Stress-related illness among prison workers at highest level in five years
Stress-related illness among prison staff has hit a five-year high following major cuts to the workforce, new figures have revealed.
Prison staff in England and Wales took off 54,519 days due to stress in 2014-15 - up from 53,290 the year before and 46,886 in 2012-13, figures obtained by the Press Association under Freedom of Information laws show.
The rise comes amid growing concerns at the state of Britain's prisons and is revealed just a month after staff staged a walkout at Wormwood Scrubs because they "don't feel safe".
Frances Crook, chief executive of The Howard League for Penal Reform, said the figures were just "the tip of the iceberg" and warned that the service is in crisis.
Between 2010 and 2011, 51,649 days were taken off due to stress by prison workers and in 2011-12, 50,051 were lost.
At HMP Downview, an all-women prison, each member of staff took an average of 4.7 days off due to stress in 2014-15 - the highest rate in the country.
Staff at HMP Leicester each had 4.3 days off with stress-related illness during this period, and workers at HMP Feltham had 4.1.
Ms Crook, who has been working with prisons for 30 years, said many employees were "reticent" to report stress-related illness and warned that rates could be much higher.
She said she had never seen jails "in such a bad state" and pointed to high suicide rates among prisoners - with around one inmate taking their own life every four days - as a source of trauma for workers.
"If you are a prison officer and you have to cut someone down who is hanging - imagine how stressful that is," she said.
"Prison officers save lives - they cut people down and save lives."
During the last five years the prison workforce has shrunk by almost 30%, from 46,090 members of staff in 2010-11 to 32,430 in 2014-15.
Ms Crook said a lack of staff and management in "overwhelmed" prisons had increased pressure on workers.
"They've cut out and got rid of a lot of prison officers, but they have also got rid of a lot of middle managers and governor grades," she said.
"So not only are you a prison officer along with around 150 prisoners, but you've got no management.
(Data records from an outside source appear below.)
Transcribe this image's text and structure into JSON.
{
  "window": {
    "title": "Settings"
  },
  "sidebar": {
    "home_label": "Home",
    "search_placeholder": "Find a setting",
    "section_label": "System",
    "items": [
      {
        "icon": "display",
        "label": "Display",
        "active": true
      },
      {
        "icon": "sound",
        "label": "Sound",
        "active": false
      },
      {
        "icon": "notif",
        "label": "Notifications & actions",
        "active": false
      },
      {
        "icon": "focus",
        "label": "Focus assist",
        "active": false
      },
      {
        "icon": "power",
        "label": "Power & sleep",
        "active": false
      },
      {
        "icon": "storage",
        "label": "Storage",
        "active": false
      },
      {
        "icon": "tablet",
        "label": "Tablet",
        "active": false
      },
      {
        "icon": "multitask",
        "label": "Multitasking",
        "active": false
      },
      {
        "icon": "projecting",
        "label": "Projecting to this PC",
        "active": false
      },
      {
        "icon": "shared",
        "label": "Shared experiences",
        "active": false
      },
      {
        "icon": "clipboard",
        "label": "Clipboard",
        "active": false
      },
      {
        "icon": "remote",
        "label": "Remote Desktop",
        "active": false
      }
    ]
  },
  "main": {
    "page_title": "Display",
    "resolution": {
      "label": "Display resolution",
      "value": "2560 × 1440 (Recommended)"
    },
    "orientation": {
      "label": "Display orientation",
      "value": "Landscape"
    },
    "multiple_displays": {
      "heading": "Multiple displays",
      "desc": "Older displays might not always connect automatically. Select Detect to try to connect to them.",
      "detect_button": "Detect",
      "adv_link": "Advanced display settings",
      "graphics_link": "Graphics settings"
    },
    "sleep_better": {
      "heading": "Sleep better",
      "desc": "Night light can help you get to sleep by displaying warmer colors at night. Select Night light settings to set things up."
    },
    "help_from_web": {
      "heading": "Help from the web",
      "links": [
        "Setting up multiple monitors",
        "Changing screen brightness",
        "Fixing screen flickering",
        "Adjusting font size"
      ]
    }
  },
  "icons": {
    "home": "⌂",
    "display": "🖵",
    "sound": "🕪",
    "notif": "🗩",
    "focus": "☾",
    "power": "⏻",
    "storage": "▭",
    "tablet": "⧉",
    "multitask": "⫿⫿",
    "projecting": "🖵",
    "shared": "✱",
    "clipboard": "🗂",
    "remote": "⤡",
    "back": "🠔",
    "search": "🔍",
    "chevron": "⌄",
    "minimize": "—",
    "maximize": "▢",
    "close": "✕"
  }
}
There's so little management behind you, there's no-one to talk to or go and ask for help from, there's no supervision.
"You don't get that support, and you need it if you are in a very stressful job. You need a colleague or a manager.
"I'm not surprised you are seeing increased levels of stress - but there's a back story to it that is even more concerning."
In May, staff at Wormwood Scrubs prison walked out over health and safety concerns following a number of assaults on staff.
Mike Rolfe, of the Prison Officers' Association (POA), said at the time that the London jail was "flooded with drugs, mobile phones and weapons".
Official figures have also revealed soaring levels of violence and self-harm behind bars.
Data covering England and Wales shows there were a total of 100 apparent self-inflicted deaths in the year to March - the highest level for more than a decade.
There were nearly 5,000 attacks on staff in 2015, a jump of more than a third compared with the previous year.
Ms Crook said working in a prison had a "knock-on-effect" on mental, emotional and physical health.
She recently met a prison officer who had worked in a local jail who told her "he had spent his life shouting at his family" because "that's the way he behaved - he had to behave" at work.
The figures, which include staff in both operational and non-operational roles in public jails, showed "exactly why prisons are so badly in need of reform", a spokesman for the Prison Service said.
A package of reforms for Britain's prisons was announced in the Queen's Speech, including more autonomy for governors and plans to improve education.
Justice Secretary Michael Gove has also announced emergency funds for English and Welsh prisons to tackle violence and high suicide rates among prisoners.
The POA said it had criticised the National Offender Management Service (Noms) "year on year" for failing to recognise and support staff suffering from stress-related illness.
"The service has become more violent and as a result the working environment has deteriorated," a spokesman said.
"The changes to working arrangements has resulted in a return to the long hours culture which only makes staff more tired and vulnerable to stress-related illnesses. Staff are fearful of reporting stress symptoms for the fear of being dismissed.
"The real problem is that more than 60% of staff are continuing to work when they need professional support and counselling."
A spokesman for the Prison Service said: "These figures show exactly why prisons are so badly in need of reform. Dedicated prison staff work in an extremely challenging environment in which, on a daily basis, they face unique circumstances unlike any most others in the public sector.
"We are investing £1.3 billion to transform the prison estate over the next five years to better support rehabilitation and tackle bullying, violence and drugs.
"The safety, welfare and well-being of our staff is a top priority and we will always ensure prisons have enough staff to run safely and securely."
He added that 2,830 prison officers had been recruited since January last year in response to staffing pressures, a net increase of 530 officers.